| REQUIRED ACTION |
Show all lines of the entries in which the word "name" is found.

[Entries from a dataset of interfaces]
***

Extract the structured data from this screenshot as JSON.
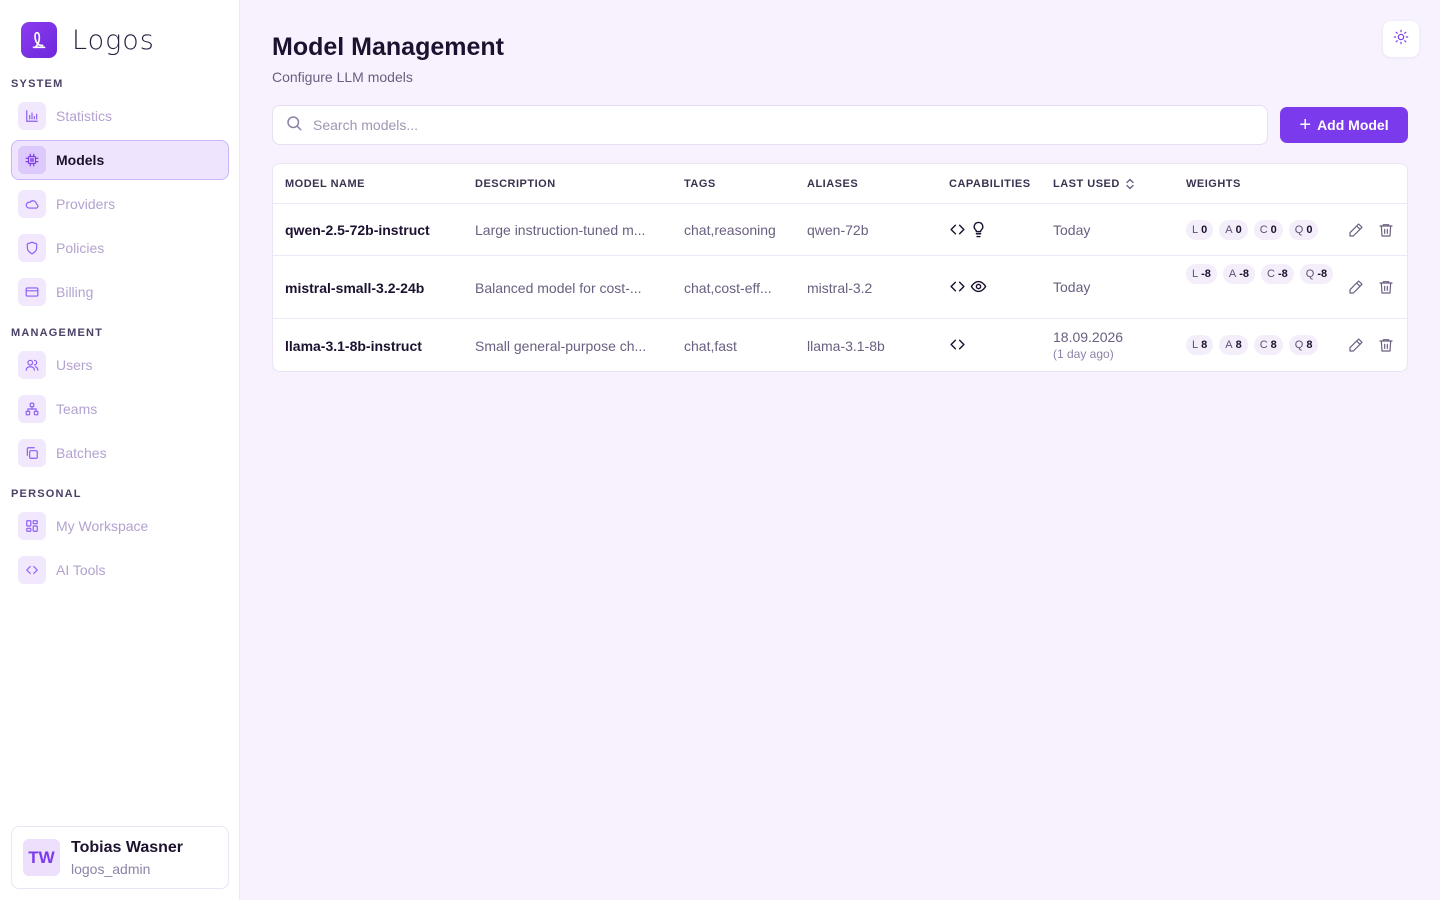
{
  "app": {
    "name": "Logos"
  },
  "sidebar": {
    "sections": [
      {
        "label": "SYSTEM",
        "items": [
          {
            "label": "Statistics",
            "icon": "bar-chart-icon",
            "active": false
          },
          {
            "label": "Models",
            "icon": "cpu-icon",
            "active": true
          },
          {
            "label": "Providers",
            "icon": "cloud-icon",
            "active": false
          },
          {
            "label": "Policies",
            "icon": "shield-icon",
            "active": false
          },
          {
            "label": "Billing",
            "icon": "credit-card-icon",
            "active": false
          }
        ]
      },
      {
        "label": "MANAGEMENT",
        "items": [
          {
            "label": "Users",
            "icon": "users-icon",
            "active": false
          },
          {
            "label": "Teams",
            "icon": "network-icon",
            "active": false
          },
          {
            "label": "Batches",
            "icon": "copy-icon",
            "active": false
          }
        ]
      },
      {
        "label": "PERSONAL",
        "items": [
          {
            "label": "My Workspace",
            "icon": "grid-icon",
            "active": false
          },
          {
            "label": "AI Tools",
            "icon": "code-icon",
            "active": false
          }
        ]
      }
    ]
  },
  "user": {
    "initials": "TW",
    "name": "Tobias Wasner",
    "handle": "logos_admin"
  },
  "main": {
    "title": "Model Management",
    "subtitle": "Configure LLM models",
    "search_placeholder": "Search models...",
    "add_button_label": "Add Model"
  },
  "table": {
    "headers": {
      "name": "MODEL NAME",
      "description": "DESCRIPTION",
      "tags": "TAGS",
      "aliases": "ALIASES",
      "capabilities": "CAPABILITIES",
      "last_used": "LAST USED",
      "weights": "WEIGHTS"
    },
    "rows": [
      {
        "name": "qwen-2.5-72b-instruct",
        "description": "Large instruction-tuned m...",
        "tags": "chat,reasoning",
        "aliases": "qwen-72b",
        "capabilities": [
          "code-icon",
          "lightbulb-icon"
        ],
        "last_used": "Today",
        "last_used_sub": "",
        "weights": [
          {
            "k": "L",
            "v": "0"
          },
          {
            "k": "A",
            "v": "0"
          },
          {
            "k": "C",
            "v": "0"
          },
          {
            "k": "Q",
            "v": "0"
          }
        ]
      },
      {
        "name": "mistral-small-3.2-24b",
        "description": "Balanced model for cost-...",
        "tags": "chat,cost-eff...",
        "aliases": "mistral-3.2",
        "capabilities": [
          "code-icon",
          "eye-icon"
        ],
        "last_used": "Today",
        "last_used_sub": "",
        "weights": [
          {
            "k": "L",
            "v": "-8"
          },
          {
            "k": "A",
            "v": "-8"
          },
          {
            "k": "C",
            "v": "-8"
          },
          {
            "k": "Q",
            "v": "-8"
          }
        ]
      },
      {
        "name": "llama-3.1-8b-instruct",
        "description": "Small general-purpose ch...",
        "tags": "chat,fast",
        "aliases": "llama-3.1-8b",
        "capabilities": [
          "code-icon"
        ],
        "last_used": "18.09.2026",
        "last_used_sub": "(1 day ago)",
        "weights": [
          {
            "k": "L",
            "v": "8"
          },
          {
            "k": "A",
            "v": "8"
          },
          {
            "k": "C",
            "v": "8"
          },
          {
            "k": "Q",
            "v": "8"
          }
        ]
      }
    ]
  },
  "colors": {
    "accent": "#7c3aed",
    "background": "#f7f2fd"
  }
}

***

| SOLVED PROBLEM |
    "name": "Logos"
    "name": "Tobias Wasner",
      "name": "MODEL NAME",
        "name": "qwen-2.5-72b-instruct",
        "name": "mistral-small-3.2-24b",
        "name": "llama-3.1-8b-instruct",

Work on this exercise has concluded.